Anyone who grew up in the Caribbean knows the major influence that the incredibly talented crooner Barrington Levy has had on dancehall and reggae. There’s no doubt that he is one of the ambassadors that has helped to expand the genre globally. His latest achievement has been to have his classic track, “Here I Come,” featured on the soundtrack for the film, They Harder They Fall.
Much like dancehall lovers around the world, the director of the film, Jeymes Samuel, grew up with the sounds of Levy as sort of a soundtrack to his life. The British-born director, singer-songwriter, and music producer sat down with GQ magazine recently to explain more about his decision to choose Levy’s track. He also shared that the track had been chosen long before he made the film.
“I make the movie that’s in my head like Barrington Levy’s cinematic score. I used to hear Barrington Levy’s “Here I Come” as a kid: “I’m broad, I’m broad, I’m broader than Broadway. Yes I’m broad, I’m broad, I’m broader than Broadway.” I used to hear horses galloping. It’s only right when I make my movie that I can get Barrington Levy to come into the studio,” he said.
Samuel added that since a very young age he believed that black people’s lives were similar to the western-styled movies that he grew up watching.
“And I think black people, no matter where we are, we are really image conscious, even in the ‘hood where we have no bread. So just the look of us as a people and the way we speak and the way we carry ourselves, so for me I just made the western that’s in my head,” he added.
It was important for him to put his own stamp on the production, especially where the music was concerned because he said for too long, people have associated certain types of music with westerns. In reality, the music chosen for westerns is generall whatever is popular and fits into the film, he added. That’s why he paid so much to the music he chose.
Koffee was tapped for the title track of the movie, The Harder they Fall, which stars Jonathan Majors, Zazie Beetz, Idris Elba, Regina King, and LaKeith Stanfield. It has been described as a story about the character Nat Love’s journey for revenge against his former boss.
GQ also noted how incredibly musically talented the director is after highlighting the fact that he would “break into song, or break into song and sound effect, like when he does a rousing impression of the reggae singer Barrington Levy’s vocal runs while slamming a table to create the sensation of horses galloping, and explain how he matched the sound to the score.”

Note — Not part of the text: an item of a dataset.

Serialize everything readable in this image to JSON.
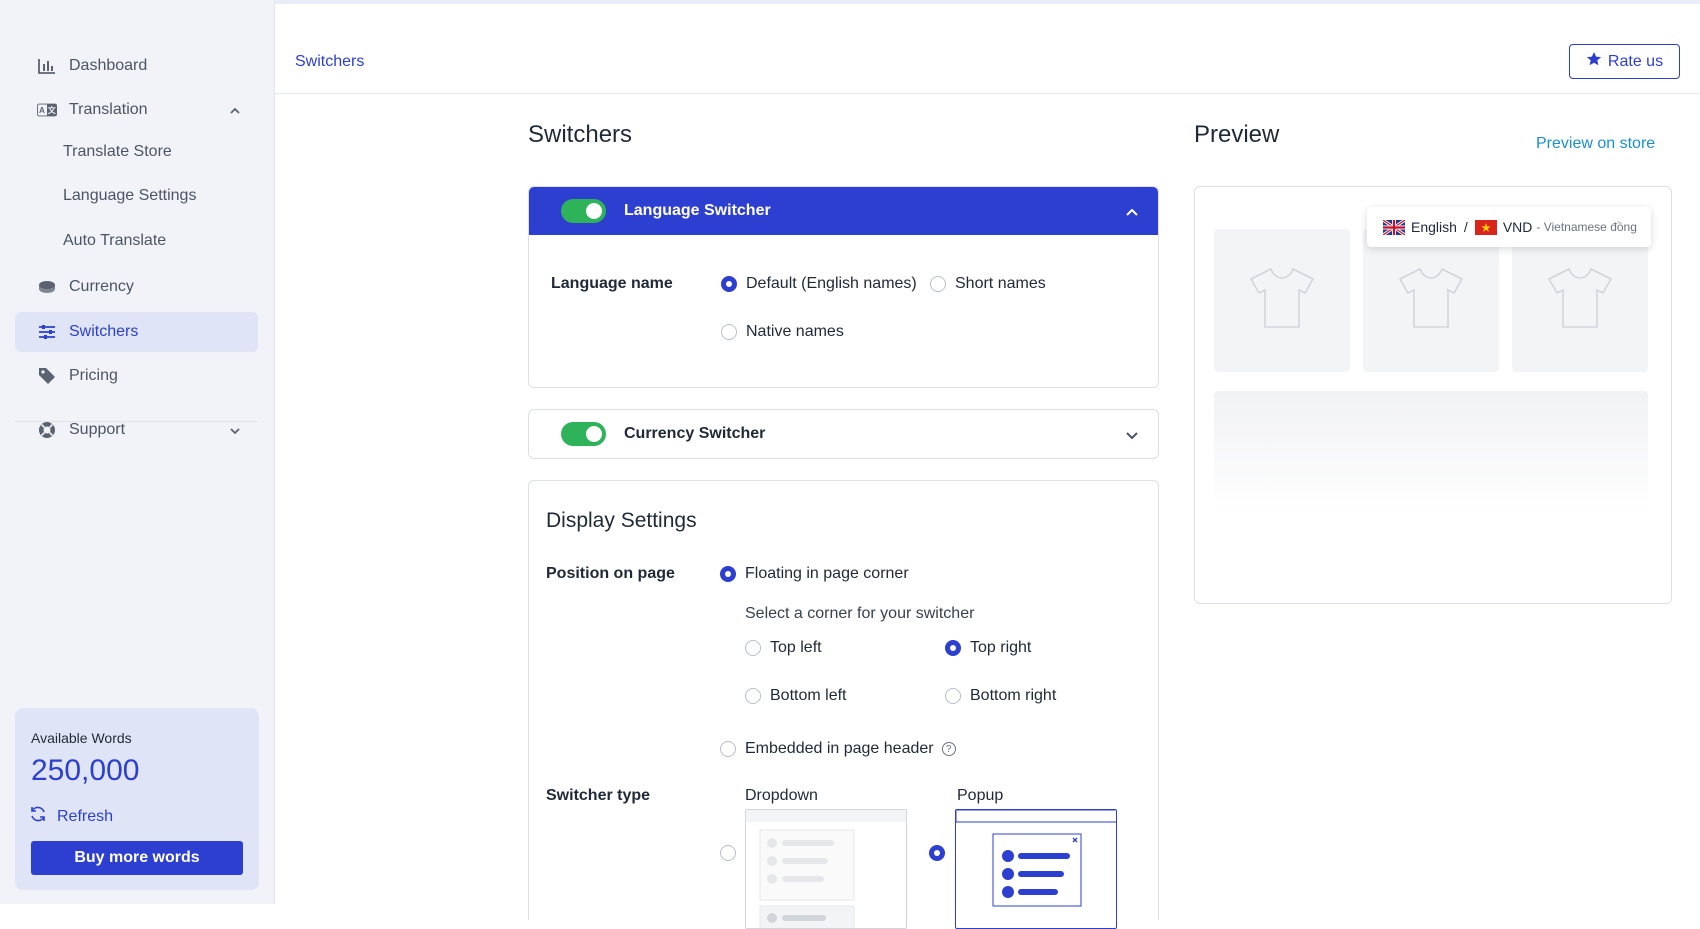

Samuel also shared how a veteran in the rap game, Jay Z was also instrumental in bringing authenticity to the filming. Jay-Z is a producer on the film which had a budget of $90 million. When gunfighting broke out on set, as could be expected from a western film, Samuels said he would ask Jay-Z to take him back to Brooklyn.
“And he would literally take me back to Marcy Projects and give me the inner workings of a gunslinger. What goes through a person’s brain and why a person would draw a gun in panic. All of those things I’ll utilize in the story,” he added.
“Here I Come” has been sampled numerous times and is one of Levy’s most iconic hits. The track is featured in popular video games Saints Row 2 and Grand Theft Auto San Andreas. It was also sampled by Rebel MC (Congo Natty) on his 1991 UK Top 40 hit “Tribal Base” and by Shyne in “Bad Boyz,” to name a few more times.
The film had its world premiere at the BFI London Film Festival on October 6th and is expected to arrive on Netflix next Wednesday, November 3rd.